__Task statement__. Count every line below that holds "Avanti". Number only.

Interface dataset entries:
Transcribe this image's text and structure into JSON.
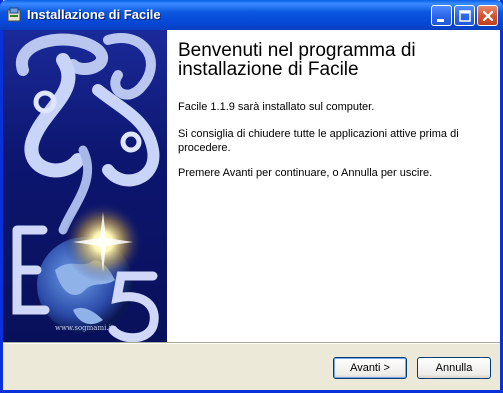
{
  "window": {
    "title": "Installazione di Facile"
  },
  "titlebar_buttons": {
    "minimize": "minimize-icon",
    "maximize": "maximize-icon",
    "close": "close-icon"
  },
  "sidebar": {
    "watermark": "www.sogmami.it"
  },
  "content": {
    "heading_line1": "Benvenuti nel programma di",
    "heading_line2": "installazione di Facile",
    "paragraph1": "Facile 1.1.9 sarà installato sul computer.",
    "paragraph2_line1": "Si consiglia di chiudere tutte le applicazioni attive prima di",
    "paragraph2_line2": "procedere.",
    "paragraph3": "Premere Avanti per continuare, o Annulla per uscire."
  },
  "buttons": {
    "next": "Avanti >",
    "cancel": "Annulla"
  },
  "colors": {
    "titlebar": "#0b58e0",
    "sidebar": "#0d1670",
    "close": "#d2532f",
    "face": "#ece9d8"
  }
}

__Task solution__. 2